Excerpts from a dataset:
---

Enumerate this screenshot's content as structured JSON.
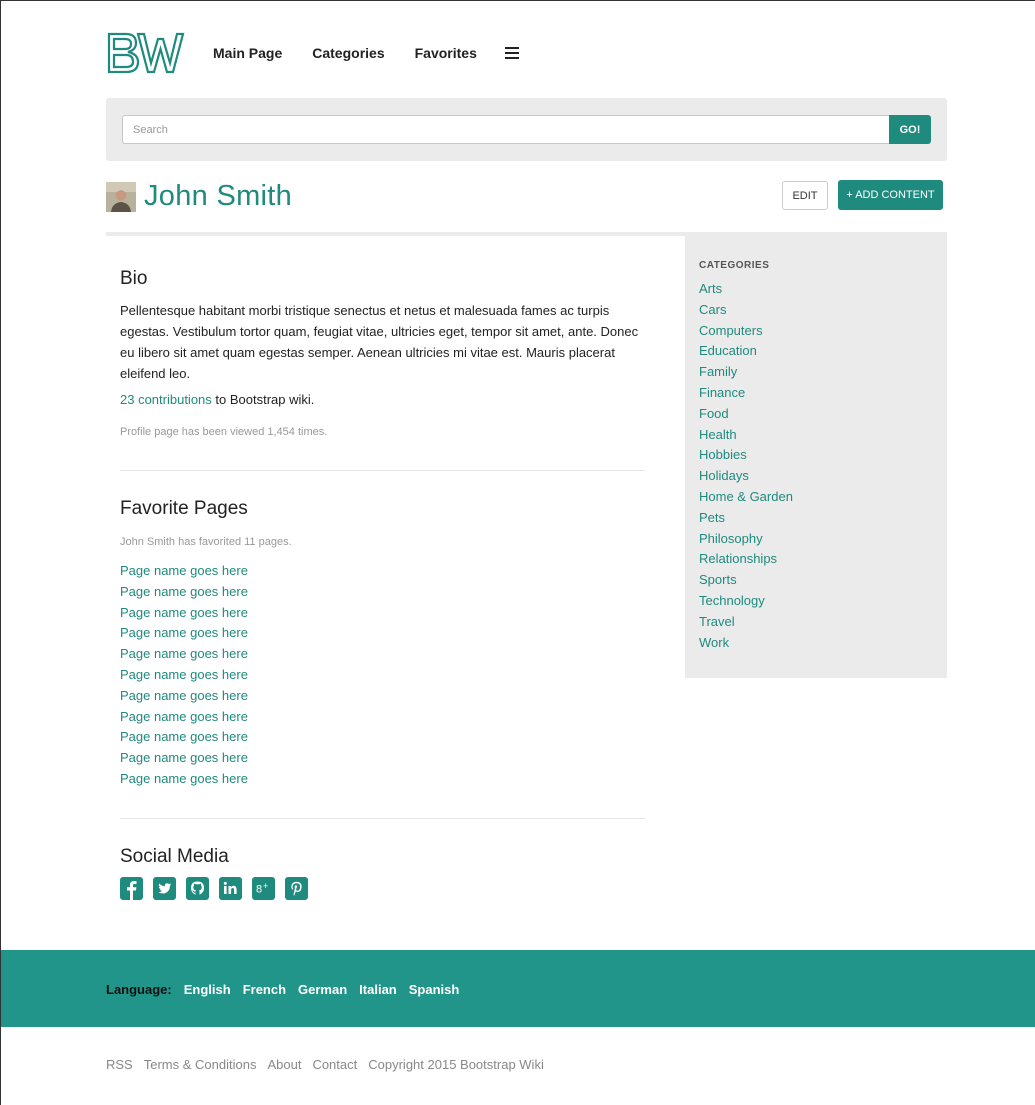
{
  "header": {
    "logo_text": "BW",
    "nav": [
      "Main Page",
      "Categories",
      "Favorites"
    ],
    "menu_icon": "hamburger-icon"
  },
  "search": {
    "placeholder": "Search",
    "button_label": "GO!"
  },
  "profile": {
    "name": "John Smith",
    "edit_label": "EDIT",
    "add_content_label": "+ ADD CONTENT"
  },
  "bio": {
    "heading": "Bio",
    "text": "Pellentesque habitant morbi tristique senectus et netus et malesuada fames ac turpis egestas. Vestibulum tortor quam, feugiat vitae, ultricies eget, tempor sit amet, ante. Donec eu libero sit amet quam egestas semper. Aenean ultricies mi vitae est. Mauris placerat eleifend leo.",
    "contributions_link": "23 contributions",
    "contributions_suffix": " to Bootstrap wiki.",
    "views": "Profile page has been viewed 1,454 times."
  },
  "favorites": {
    "heading": "Favorite Pages",
    "count_text": "John Smith has favorited 11 pages.",
    "pages": [
      "Page name goes here",
      "Page name goes here",
      "Page name goes here",
      "Page name goes here",
      "Page name goes here",
      "Page name goes here",
      "Page name goes here",
      "Page name goes here",
      "Page name goes here",
      "Page name goes here",
      "Page name goes here"
    ]
  },
  "social": {
    "heading": "Social Media",
    "icons": [
      "facebook-icon",
      "twitter-icon",
      "github-icon",
      "linkedin-icon",
      "google-plus-icon",
      "pinterest-icon"
    ]
  },
  "sidebar": {
    "heading": "CATEGORIES",
    "categories": [
      "Arts",
      "Cars",
      "Computers",
      "Education",
      "Family",
      "Finance",
      "Food",
      "Health",
      "Hobbies",
      "Holidays",
      "Home & Garden",
      "Pets",
      "Philosophy",
      "Relationships",
      "Sports",
      "Technology",
      "Travel",
      "Work"
    ]
  },
  "footer": {
    "language_label": "Language:",
    "languages": [
      "English",
      "French",
      "German",
      "Italian",
      "Spanish"
    ],
    "links": [
      "RSS",
      "Terms & Conditions",
      "About",
      "Contact"
    ],
    "copyright": "Copyright 2015 Bootstrap Wiki"
  },
  "colors": {
    "accent": "#1f8a7e",
    "footer_band": "#21958a",
    "panel": "#ebebeb"
  }
}
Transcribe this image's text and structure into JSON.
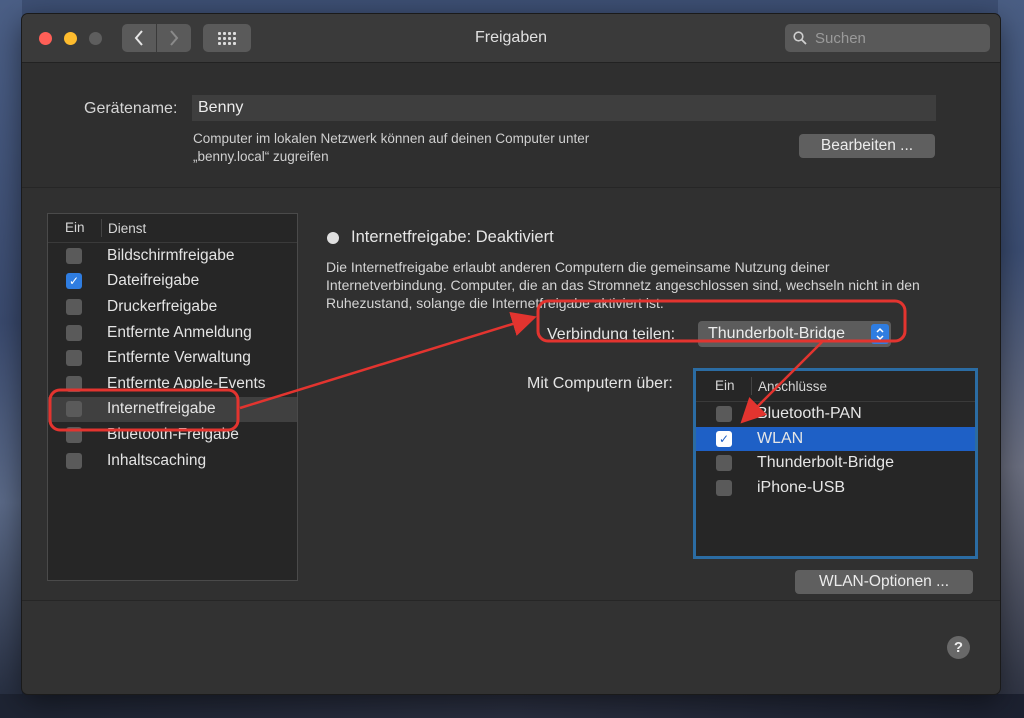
{
  "window": {
    "title": "Freigaben"
  },
  "search": {
    "placeholder": "Suchen"
  },
  "device": {
    "label": "Gerätename:",
    "value": "Benny",
    "hint_line1": "Computer im lokalen Netzwerk können auf deinen Computer unter",
    "hint_line2": "„benny.local“ zugreifen",
    "edit_button": "Bearbeiten ..."
  },
  "services": {
    "header_on": "Ein",
    "header_service": "Dienst",
    "items": [
      {
        "label": "Bildschirmfreigabe",
        "checked": false,
        "selected": false
      },
      {
        "label": "Dateifreigabe",
        "checked": true,
        "selected": false
      },
      {
        "label": "Druckerfreigabe",
        "checked": false,
        "selected": false
      },
      {
        "label": "Entfernte Anmeldung",
        "checked": false,
        "selected": false
      },
      {
        "label": "Entfernte Verwaltung",
        "checked": false,
        "selected": false
      },
      {
        "label": "Entfernte Apple-Events",
        "checked": false,
        "selected": false
      },
      {
        "label": "Internetfreigabe",
        "checked": false,
        "selected": true
      },
      {
        "label": "Bluetooth-Freigabe",
        "checked": false,
        "selected": false
      },
      {
        "label": "Inhaltscaching",
        "checked": false,
        "selected": false
      }
    ]
  },
  "detail": {
    "status": "Internetfreigabe: Deaktiviert",
    "desc_line1": "Die Internetfreigabe erlaubt anderen Computern die gemeinsame Nutzung deiner",
    "desc_line2": "Internetverbindung. Computer, die an das Stromnetz angeschlossen sind, wechseln nicht in den",
    "desc_line3": "Ruhezustand, solange die Internetfreigabe aktiviert ist.",
    "share_label": "Verbindung teilen:",
    "share_value": "Thunderbolt-Bridge",
    "via_label": "Mit Computern über:",
    "ports_header_on": "Ein",
    "ports_header_name": "Anschlüsse",
    "ports": [
      {
        "label": "Bluetooth-PAN",
        "checked": false,
        "selected": false
      },
      {
        "label": "WLAN",
        "checked": true,
        "selected": true
      },
      {
        "label": "Thunderbolt-Bridge",
        "checked": false,
        "selected": false
      },
      {
        "label": "iPhone-USB",
        "checked": false,
        "selected": false
      }
    ],
    "wlan_button": "WLAN-Optionen ..."
  },
  "help": {
    "label": "?"
  },
  "colors": {
    "accent": "#2f7de1",
    "selection": "#1e60c6",
    "annotation": "#e3342f"
  },
  "icons": [
    "close-icon",
    "minimize-icon",
    "zoom-icon",
    "chevron-left-icon",
    "chevron-right-icon",
    "grid-icon",
    "search-icon",
    "checkmark-icon",
    "updown-arrows-icon",
    "help-icon"
  ]
}
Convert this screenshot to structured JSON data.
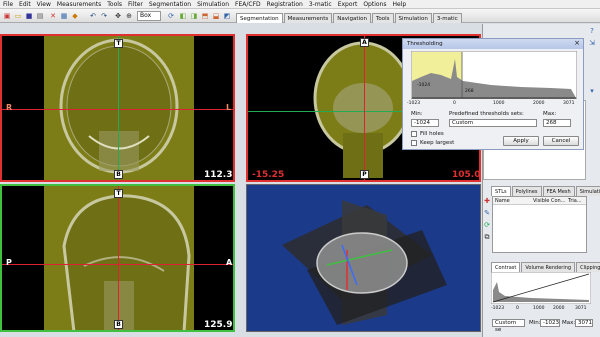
{
  "menu": [
    "File",
    "Edit",
    "View",
    "Measurements",
    "Tools",
    "Filter",
    "Segmentation",
    "Simulation",
    "FEA/CFD",
    "Registration",
    "3-matic",
    "Export",
    "Options",
    "Help"
  ],
  "toolbar": {
    "view_select": "Box"
  },
  "tabs": [
    "Segmentation",
    "Measurements",
    "Navigation",
    "Tools",
    "Simulation",
    "3-matic"
  ],
  "viewports": {
    "coronal": {
      "top": "T",
      "bottom": "B",
      "left": "R",
      "right": "L",
      "value": "112.30"
    },
    "axial": {
      "top": "A",
      "bottom": "P",
      "left": "-15.25",
      "right": "105.00"
    },
    "sagittal": {
      "top": "T",
      "bottom": "B",
      "left": "P",
      "right": "A",
      "value": "125.98"
    }
  },
  "threshold_dialog": {
    "title": "Thresholding",
    "hist_min_label": "-1024",
    "hist_max_label": "268",
    "ticks": [
      "-1023",
      "0",
      "1000",
      "2000",
      "3071"
    ],
    "min_label": "Min:",
    "min_value": "-1024",
    "predefined_label": "Predefined thresholds sets:",
    "predefined_value": "Custom",
    "max_label": "Max:",
    "max_value": "268",
    "fill_holes": "Fill holes",
    "keep_largest": "Keep largest",
    "apply": "Apply",
    "cancel": "Cancel"
  },
  "right_panel": {
    "tabs": [
      "STLs",
      "Polylines",
      "FEA Mesh",
      "Simulation O..."
    ],
    "columns": [
      "Name",
      "Visible",
      "Con...",
      "Tria..."
    ],
    "bottom_tabs": [
      "Contrast",
      "Volume Rendering",
      "Clipping"
    ],
    "ticks": [
      "-1023",
      "0",
      "1000",
      "2000",
      "3071"
    ],
    "preset": "Custom se",
    "min_label": "Min:",
    "min_value": "-1023",
    "max_label": "Max:",
    "max_value": "3071"
  },
  "colors": {
    "mask_yellow": "#8a8a14",
    "border_red": "#e03030",
    "border_green": "#40c040",
    "view3d_bg": "#1b3a8a"
  }
}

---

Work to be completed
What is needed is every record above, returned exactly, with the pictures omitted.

Solution to this exercise
Enumerate this screenshot's content as structured JSON.
{
  "header": {
    "logo_text": "BW",
    "nav": [
      "Main Page",
      "Categories",
      "Favorites"
    ],
    "menu_icon": "hamburger-icon"
  },
  "search": {
    "placeholder": "Search",
    "button_label": "GO!"
  },
  "profile": {
    "name": "John Smith",
    "edit_label": "EDIT",
    "add_content_label": "+ ADD CONTENT"
  },
  "bio": {
    "heading": "Bio",
    "text": "Pellentesque habitant morbi tristique senectus et netus et malesuada fames ac turpis egestas. Vestibulum tortor quam, feugiat vitae, ultricies eget, tempor sit amet, ante. Donec eu libero sit amet quam egestas semper. Aenean ultricies mi vitae est. Mauris placerat eleifend leo.",
    "contributions_link": "23 contributions",
    "contributions_suffix": " to Bootstrap wiki.",
    "views": "Profile page has been viewed 1,454 times."
  },
  "favorites": {
    "heading": "Favorite Pages",
    "count_text": "John Smith has favorited 11 pages.",
    "pages": [
      "Page name goes here",
      "Page name goes here",
      "Page name goes here",
      "Page name goes here",
      "Page name goes here",
      "Page name goes here",
      "Page name goes here",
      "Page name goes here",
      "Page name goes here",
      "Page name goes here",
      "Page name goes here"
    ]
  },
  "social": {
    "heading": "Social Media",
    "icons": [
      "facebook-icon",
      "twitter-icon",
      "github-icon",
      "linkedin-icon",
      "google-plus-icon",
      "pinterest-icon"
    ]
  },
  "sidebar": {
    "heading": "CATEGORIES",
    "categories": [
      "Arts",
      "Cars",
      "Computers",
      "Education",
      "Family",
      "Finance",
      "Food",
      "Health",
      "Hobbies",
      "Holidays",
      "Home & Garden",
      "Pets",
      "Philosophy",
      "Relationships",
      "Sports",
      "Technology",
      "Travel",
      "Work"
    ]
  },
  "footer": {
    "language_label": "Language:",
    "languages": [
      "English",
      "French",
      "German",
      "Italian",
      "Spanish"
    ],
    "links": [
      "RSS",
      "Terms & Conditions",
      "About",
      "Contact"
    ],
    "copyright": "Copyright 2015 Bootstrap Wiki"
  },
  "colors": {
    "accent": "#1f8a7e",
    "footer_band": "#21958a",
    "panel": "#ebebeb"
  }
}
Transcribe this image's text and structure into JSON.
{
  "window": {
    "title": "Freigaben"
  },
  "search": {
    "placeholder": "Suchen"
  },
  "device": {
    "label": "Gerätename:",
    "value": "Benny",
    "hint_line1": "Computer im lokalen Netzwerk können auf deinen Computer unter",
    "hint_line2": "„benny.local“ zugreifen",
    "edit_button": "Bearbeiten ..."
  },
  "services": {
    "header_on": "Ein",
    "header_service": "Dienst",
    "items": [
      {
        "label": "Bildschirmfreigabe",
        "checked": false,
        "selected": false
      },
      {
        "label": "Dateifreigabe",
        "checked": true,
        "selected": false
      },
      {
        "label": "Druckerfreigabe",
        "checked": false,
        "selected": false
      },
      {
        "label": "Entfernte Anmeldung",
        "checked": false,
        "selected": false
      },
      {
        "label": "Entfernte Verwaltung",
        "checked": false,
        "selected": false
      },
      {
        "label": "Entfernte Apple-Events",
        "checked": false,
        "selected": false
      },
      {
        "label": "Internetfreigabe",
        "checked": false,
        "selected": true
      },
      {
        "label": "Bluetooth-Freigabe",
        "checked": false,
        "selected": false
      },
      {
        "label": "Inhaltscaching",
        "checked": false,
        "selected": false
      }
    ]
  },
  "detail": {
    "status": "Internetfreigabe: Deaktiviert",
    "desc_line1": "Die Internetfreigabe erlaubt anderen Computern die gemeinsame Nutzung deiner",
    "desc_line2": "Internetverbindung. Computer, die an das Stromnetz angeschlossen sind, wechseln nicht in den",
    "desc_line3": "Ruhezustand, solange die Internetfreigabe aktiviert ist.",
    "share_label": "Verbindung teilen:",
    "share_value": "Thunderbolt-Bridge",
    "via_label": "Mit Computern über:",
    "ports_header_on": "Ein",
    "ports_header_name": "Anschlüsse",
    "ports": [
      {
        "label": "Bluetooth-PAN",
        "checked": false,
        "selected": false
      },
      {
        "label": "WLAN",
        "checked": true,
        "selected": true
      },
      {
        "label": "Thunderbolt-Bridge",
        "checked": false,
        "selected": false
      },
      {
        "label": "iPhone-USB",
        "checked": false,
        "selected": false
      }
    ],
    "wlan_button": "WLAN-Optionen ..."
  },
  "help": {
    "label": "?"
  },
  "colors": {
    "accent": "#2f7de1",
    "selection": "#1e60c6",
    "annotation": "#e3342f"
  },
  "icons": [
    "close-icon",
    "minimize-icon",
    "zoom-icon",
    "chevron-left-icon",
    "chevron-right-icon",
    "grid-icon",
    "search-icon",
    "checkmark-icon",
    "updown-arrows-icon",
    "help-icon"
  ]
}
Convert this screenshot to structured JSON data.
{
  "menu": [
    "File",
    "Edit",
    "View",
    "Measurements",
    "Tools",
    "Filter",
    "Segmentation",
    "Simulation",
    "FEA/CFD",
    "Registration",
    "3-matic",
    "Export",
    "Options",
    "Help"
  ],
  "toolbar": {
    "view_select": "Box"
  },
  "tabs": [
    "Segmentation",
    "Measurements",
    "Navigation",
    "Tools",
    "Simulation",
    "3-matic"
  ],
  "viewports": {
    "coronal": {
      "top": "T",
      "bottom": "B",
      "left": "R",
      "right": "L",
      "value": "112.30"
    },
    "axial": {
      "top": "A",
      "bottom": "P",
      "left": "-15.25",
      "right": "105.00"
    },
    "sagittal": {
      "top": "T",
      "bottom": "B",
      "left": "P",
      "right": "A",
      "value": "125.98"
    }
  },
  "threshold_dialog": {
    "title": "Thresholding",
    "hist_min_label": "-1024",
    "hist_max_label": "268",
    "ticks": [
      "-1023",
      "0",
      "1000",
      "2000",
      "3071"
    ],
    "min_label": "Min:",
    "min_value": "-1024",
    "predefined_label": "Predefined thresholds sets:",
    "predefined_value": "Custom",
    "max_label": "Max:",
    "max_value": "268",
    "fill_holes": "Fill holes",
    "keep_largest": "Keep largest",
    "apply": "Apply",
    "cancel": "Cancel"
  },
  "right_panel": {
    "tabs": [
      "STLs",
      "Polylines",
      "FEA Mesh",
      "Simulation O..."
    ],
    "columns": [
      "Name",
      "Visible",
      "Con...",
      "Tria..."
    ],
    "bottom_tabs": [
      "Contrast",
      "Volume Rendering",
      "Clipping"
    ],
    "ticks": [
      "-1023",
      "0",
      "1000",
      "2000",
      "3071"
    ],
    "preset": "Custom se",
    "min_label": "Min:",
    "min_value": "-1023",
    "max_label": "Max:",
    "max_value": "3071"
  },
  "colors": {
    "mask_yellow": "#8a8a14",
    "border_red": "#e03030",
    "border_green": "#40c040",
    "view3d_bg": "#1b3a8a"
  }
}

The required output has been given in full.